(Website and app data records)
_ _ _ _
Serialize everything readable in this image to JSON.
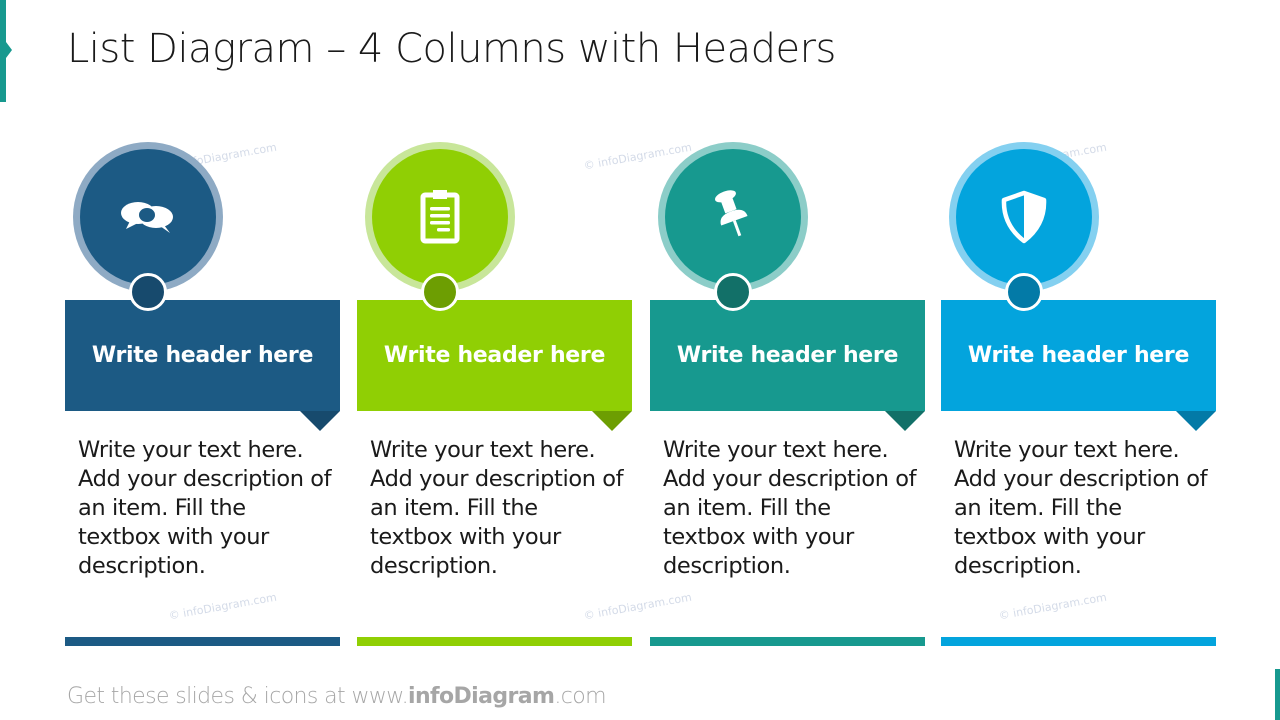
{
  "title": "List Diagram – 4 Columns with Headers",
  "watermark": "© infoDiagram.com",
  "columns": [
    {
      "icon": "speech-bubbles-icon",
      "header": "Write header here",
      "description": "Write your text here. Add your description of an item. Fill the textbox with your description.",
      "colors": {
        "main": "#1c5a84",
        "ring": "#8eaac4",
        "dark": "#174a6d"
      }
    },
    {
      "icon": "clipboard-icon",
      "header": "Write header here",
      "description": "Write your text here. Add your description of an item. Fill the textbox with your description.",
      "colors": {
        "main": "#90cf04",
        "ring": "#c8e69a",
        "dark": "#6d9e02"
      }
    },
    {
      "icon": "pushpin-icon",
      "header": "Write header here",
      "description": "Write your text here. Add your description of an item. Fill the textbox with your description.",
      "colors": {
        "main": "#17998f",
        "ring": "#8ccdc8",
        "dark": "#127068"
      }
    },
    {
      "icon": "shield-icon",
      "header": "Write header here",
      "description": "Write your text here. Add your description of an item. Fill the textbox with your description.",
      "colors": {
        "main": "#03a4dd",
        "ring": "#84d0f0",
        "dark": "#037aa7"
      }
    }
  ],
  "footer": {
    "prefix": "Get these slides & icons at www.",
    "brand": "infoDiagram",
    "suffix": ".com"
  }
}
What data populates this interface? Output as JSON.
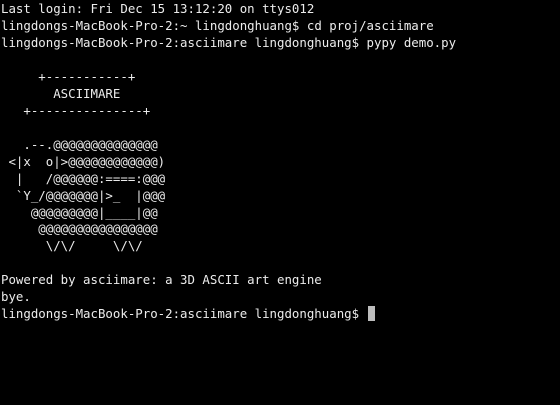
{
  "session": {
    "last_login": "Last login: Fri Dec 15 13:12:20 on ttys012"
  },
  "commands": [
    {
      "prompt": "lingdongs-MacBook-Pro-2:~ lingdonghuang$ ",
      "command": "cd proj/asciimare"
    },
    {
      "prompt": "lingdongs-MacBook-Pro-2:asciimare lingdonghuang$ ",
      "command": "pypy demo.py"
    }
  ],
  "output": {
    "banner": [
      "     +-----------+",
      "       ASCIIMARE",
      "   +---------------+"
    ],
    "art": [
      "   .--.@@@@@@@@@@@@@@",
      " <|x  o|>@@@@@@@@@@@@)",
      "  |   /@@@@@@:====:@@@",
      "  `Y_/@@@@@@@|>_  |@@@",
      "    @@@@@@@@@|____|@@",
      "     @@@@@@@@@@@@@@@@",
      "      \\/\\/     \\/\\/"
    ],
    "powered_by": "Powered by asciimare: a 3D ASCII art engine",
    "bye": "bye."
  },
  "current_prompt": "lingdongs-MacBook-Pro-2:asciimare lingdonghuang$ ",
  "colors": {
    "background": "#000000",
    "text": "#ececec",
    "cursor": "#bdbdbd"
  }
}
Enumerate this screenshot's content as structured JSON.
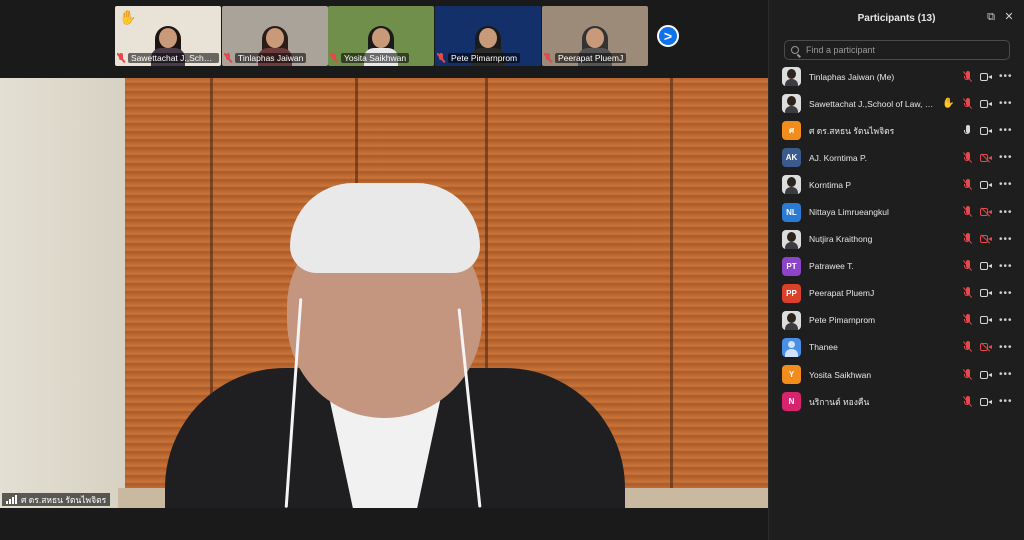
{
  "thumbnails": [
    {
      "name": "Sawettachat J.,School ...",
      "hand_raised": true,
      "muted": true,
      "scene": "#e9e2d6",
      "hair": "#1c1410",
      "torso": "#4a3b4a"
    },
    {
      "name": "Tinlaphas Jaiwan",
      "hand_raised": false,
      "muted": true,
      "scene": "#a9a39a",
      "hair": "#2a1d18",
      "torso": "#6b3d3a"
    },
    {
      "name": "Yosita Saikhwan",
      "hand_raised": false,
      "muted": true,
      "scene": "#6f8f4a",
      "hair": "#1a1a1a",
      "torso": "#e8e8e8"
    },
    {
      "name": "Pete Pimarnprom",
      "hand_raised": false,
      "muted": true,
      "scene": "#14306b",
      "hair": "#1b1b1b",
      "torso": "#2a2a2a"
    },
    {
      "name": "Peerapat PluemJ",
      "hand_raised": false,
      "muted": true,
      "scene": "#9b8b78",
      "hair": "#333",
      "torso": "#555"
    }
  ],
  "next_button": ">",
  "speaker": {
    "name": "ศ ดร.สหธน รัตนไพจิตร"
  },
  "panel": {
    "title": "Participants (13)",
    "popout_icon": "popout-icon",
    "close_icon": "close-icon",
    "search_placeholder": "Find a participant"
  },
  "participants": [
    {
      "name": "Tinlaphas Jaiwan (Me)",
      "avatar_type": "photo",
      "initials": "",
      "color": "",
      "hand": false,
      "mic": "off",
      "cam": "on"
    },
    {
      "name": "Sawettachat J.,School of Law, Wal...",
      "avatar_type": "photo",
      "initials": "",
      "color": "",
      "hand": true,
      "mic": "off",
      "cam": "on"
    },
    {
      "name": "ศ ดร.สหธน รัตนไพจิตร",
      "avatar_type": "initial",
      "initials": "ศ",
      "color": "#f28c1d",
      "hand": false,
      "mic": "on",
      "cam": "on"
    },
    {
      "name": "AJ. Korntima P.",
      "avatar_type": "initial",
      "initials": "AK",
      "color": "#3a5a8c",
      "hand": false,
      "mic": "off",
      "cam": "off"
    },
    {
      "name": "Korntima P",
      "avatar_type": "photo",
      "initials": "",
      "color": "",
      "hand": false,
      "mic": "off",
      "cam": "on"
    },
    {
      "name": "Nittaya Limrueangkul",
      "avatar_type": "initial",
      "initials": "NL",
      "color": "#2a7bd4",
      "hand": false,
      "mic": "off",
      "cam": "off"
    },
    {
      "name": "Nutjira Kraithong",
      "avatar_type": "photo",
      "initials": "",
      "color": "",
      "hand": false,
      "mic": "off",
      "cam": "off"
    },
    {
      "name": "Patrawee T.",
      "avatar_type": "initial",
      "initials": "PT",
      "color": "#8e44c9",
      "hand": false,
      "mic": "off",
      "cam": "on"
    },
    {
      "name": "Peerapat PluemJ",
      "avatar_type": "initial",
      "initials": "PP",
      "color": "#d9412b",
      "hand": false,
      "mic": "off",
      "cam": "on"
    },
    {
      "name": "Pete Pimarnprom",
      "avatar_type": "photo",
      "initials": "",
      "color": "",
      "hand": false,
      "mic": "off",
      "cam": "on"
    },
    {
      "name": "Thanee",
      "avatar_type": "generic",
      "initials": "",
      "color": "#4a8fe7",
      "hand": false,
      "mic": "off",
      "cam": "off"
    },
    {
      "name": "Yosita Saikhwan",
      "avatar_type": "initial",
      "initials": "Y",
      "color": "#f28c1d",
      "hand": false,
      "mic": "off",
      "cam": "on"
    },
    {
      "name": "นริกานต์ ทองคืน",
      "avatar_type": "initial",
      "initials": "N",
      "color": "#d6246e",
      "hand": false,
      "mic": "off",
      "cam": "on"
    }
  ],
  "colors": {
    "accent": "#0e72ed",
    "muted_red": "#e5484d",
    "raised_hand": "#f5c542"
  }
}
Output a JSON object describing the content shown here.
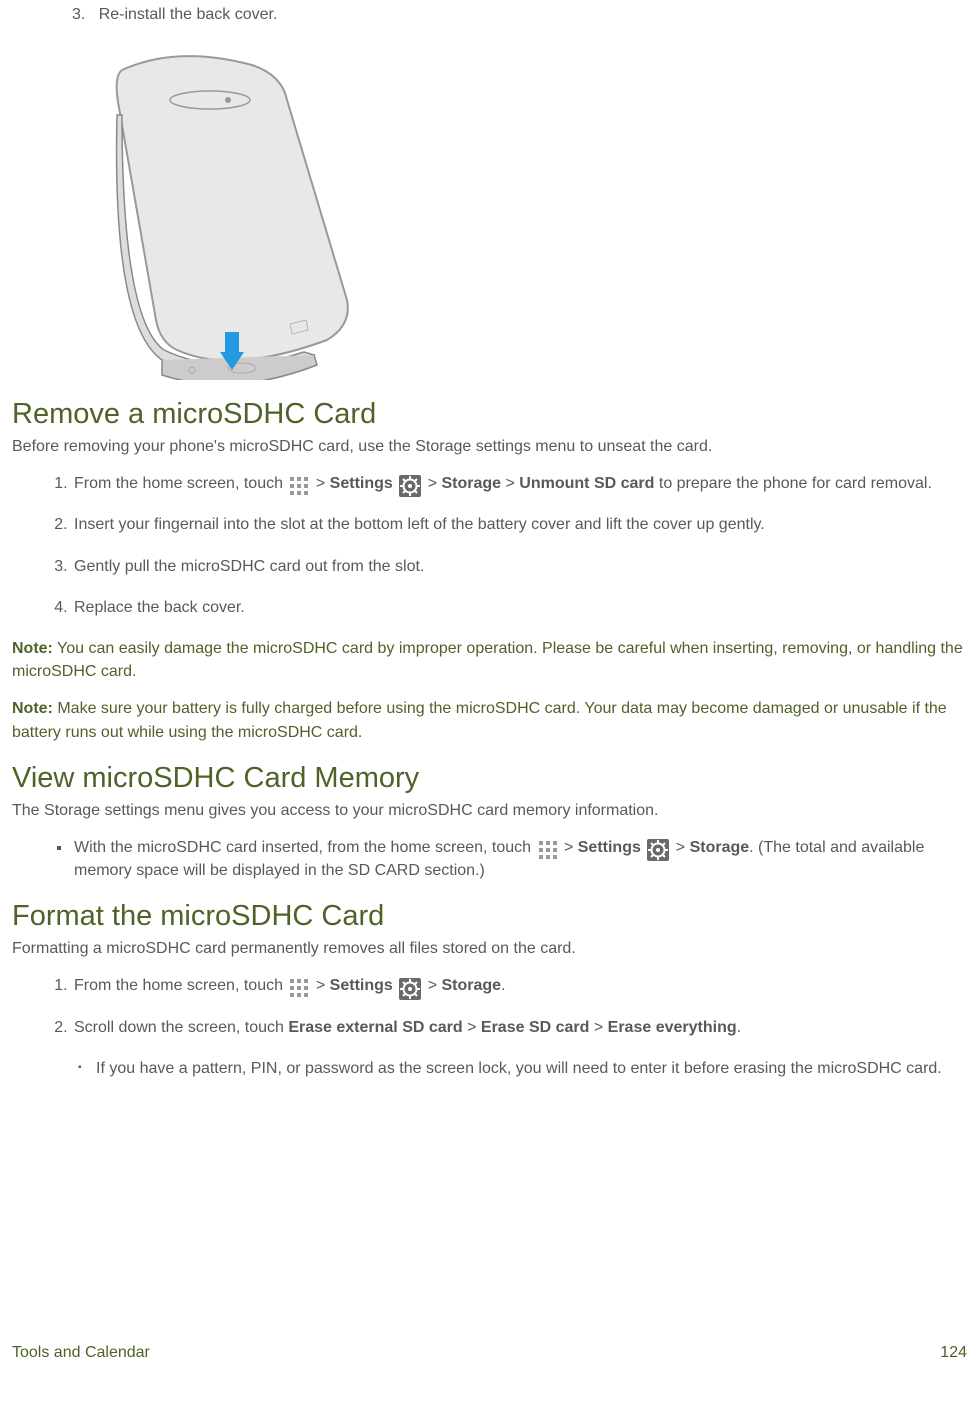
{
  "top": {
    "step3_num": "3.",
    "step3_text": "Re-install the back cover."
  },
  "remove": {
    "heading": "Remove a microSDHC Card",
    "intro": "Before removing your phone's microSDHC card, use the Storage settings menu to unseat the card.",
    "s1_a": "From the home screen, touch ",
    "s1_b": " > ",
    "s1_settings": "Settings",
    "s1_c": " > ",
    "s1_storage": "Storage",
    "s1_d": " > ",
    "s1_unmount": "Unmount SD card",
    "s1_e": " to prepare the phone for card removal.",
    "s2": "Insert your fingernail into the slot at the bottom left of the battery cover and lift the cover up gently.",
    "s3": "Gently pull the microSDHC card out from the slot.",
    "s4": "Replace the back cover.",
    "note1_label": "Note:",
    "note1_text": " You can easily damage the microSDHC card by improper operation. Please be careful when inserting, removing, or handling the microSDHC card.",
    "note2_label": "Note:",
    "note2_text": " Make sure your battery is fully charged before using the microSDHC card. Your data may become damaged or unusable if the battery runs out while using the microSDHC card."
  },
  "view": {
    "heading": "View microSDHC Card Memory",
    "intro": "The Storage settings menu gives you access to your microSDHC card memory information.",
    "b_a": "With the microSDHC card inserted, from the home screen, touch ",
    "b_b": " > ",
    "b_settings": "Settings",
    "b_c": " > ",
    "b_storage": "Storage",
    "b_d": ". (The total and available memory space will be displayed in the SD CARD section.)"
  },
  "format": {
    "heading": "Format the microSDHC Card",
    "intro": "Formatting a microSDHC card permanently removes all files stored on the card.",
    "s1_a": "From the home screen, touch ",
    "s1_b": " > ",
    "s1_settings": "Settings",
    "s1_c": " > ",
    "s1_storage": "Storage",
    "s1_d": ".",
    "s2_a": "Scroll down the screen, touch ",
    "s2_erase_ext": "Erase external SD card",
    "s2_b": " > ",
    "s2_erase_sd": "Erase SD card",
    "s2_c": " > ",
    "s2_erase_all": "Erase everything",
    "s2_d": ".",
    "sub": "If you have a pattern, PIN, or password as the screen lock, you will need to enter it before erasing the microSDHC card."
  },
  "footer": {
    "left": "Tools and Calendar",
    "right": "124"
  }
}
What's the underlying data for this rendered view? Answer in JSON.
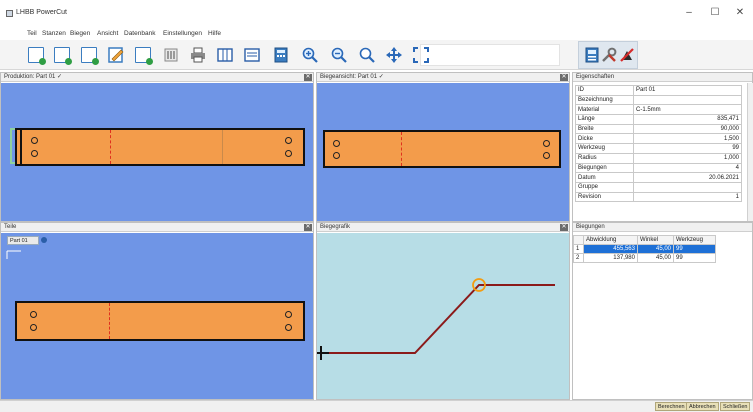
{
  "window": {
    "title": "LHBB PowerCut",
    "minimize": "–",
    "maximize": "☐",
    "close": "✕"
  },
  "menu": [
    "Teil",
    "Stanzen",
    "Biegen",
    "Ansicht",
    "Datenbank",
    "Einstellungen",
    "Hilfe"
  ],
  "panels": {
    "produktion": {
      "title": "Produktion: Part 01 ✓"
    },
    "biegeansicht": {
      "title": "Biegeansicht: Part 01 ✓"
    },
    "eigenschaften": {
      "title": "Eigenschaften"
    },
    "teile": {
      "title": "Teile",
      "tab": "Part 01"
    },
    "biegegrafik": {
      "title": "Biegegrafik"
    },
    "biegungen": {
      "title": "Biegungen"
    }
  },
  "properties": [
    [
      "ID",
      "Part 01"
    ],
    [
      "Bezeichnung",
      ""
    ],
    [
      "Material",
      "C-1.5mm"
    ],
    [
      "Länge",
      "835,471"
    ],
    [
      "Breite",
      "90,000"
    ],
    [
      "Dicke",
      "1,500"
    ],
    [
      "Werkzeug",
      "99"
    ],
    [
      "Radius",
      "1,000"
    ],
    [
      "Biegungen",
      "4"
    ],
    [
      "Datum",
      "20.06.2021"
    ],
    [
      "Gruppe",
      ""
    ],
    [
      "Revision",
      "1"
    ]
  ],
  "bends": {
    "headers": [
      "",
      "Abwicklung",
      "Winkel",
      "Werkzeug"
    ],
    "rows": [
      [
        "1",
        "455,563",
        "45,00",
        "99"
      ],
      [
        "2",
        "137,980",
        "45,00",
        "99"
      ]
    ]
  },
  "status_buttons": [
    "Berechnen",
    "Abbrechen",
    "Schließen"
  ],
  "colors": {
    "canvas_blue": "#6f95e6",
    "part_orange": "#f39c4b",
    "graph_bg": "#b7dde6",
    "bend_line": "#8b1a1a"
  }
}
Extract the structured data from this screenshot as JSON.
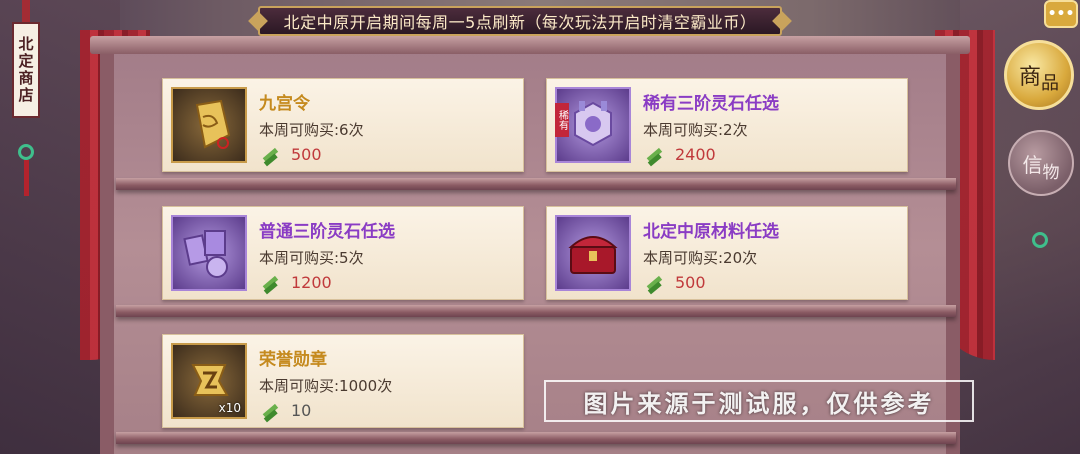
{
  "banner": {
    "text": "北定中原开启期间每周一5点刷新（每次玩法开启时清空霸业币）"
  },
  "store_sign": {
    "label": "北定商店"
  },
  "tabs": {
    "goods_1": "商",
    "goods_2": "品",
    "token_1": "信",
    "token_2": "物"
  },
  "chat_icon": "chat-icon",
  "colors": {
    "name_gold": "#c58a1e",
    "name_purple": "#8a3cc4",
    "price_red": "#c0393b",
    "price_gray": "#555555"
  },
  "items": [
    {
      "name": "九宫令",
      "limit": "本周可购买:6次",
      "price": "500",
      "rarity": "gold",
      "icon": "token-plaque-icon"
    },
    {
      "name": "稀有三阶灵石任选",
      "limit": "本周可购买:2次",
      "price": "2400",
      "rarity": "purple",
      "icon": "spirit-stone-box-icon",
      "tag": "稀有"
    },
    {
      "name": "普通三阶灵石任选",
      "limit": "本周可购买:5次",
      "price": "1200",
      "rarity": "purple",
      "icon": "spirit-stone-cards-icon"
    },
    {
      "name": "北定中原材料任选",
      "limit": "本周可购买:20次",
      "price": "500",
      "rarity": "purple",
      "icon": "treasure-chest-icon"
    },
    {
      "name": "荣誉勋章",
      "limit": "本周可购买:1000次",
      "price": "10",
      "rarity": "gold",
      "icon": "honor-medal-icon",
      "qty": "x10"
    }
  ],
  "watermark": "图片来源于测试服，仅供参考"
}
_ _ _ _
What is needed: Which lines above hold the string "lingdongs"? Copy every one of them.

Written answer:
      "prompt": "lingdongs-MacBook-Pro-2:~ lingdonghuang$ ",
      "prompt": "lingdongs-MacBook-Pro-2:asciimare lingdonghuang$ ",
  "current_prompt": "lingdongs-MacBook-Pro-2:asciimare lingdonghuang$ ",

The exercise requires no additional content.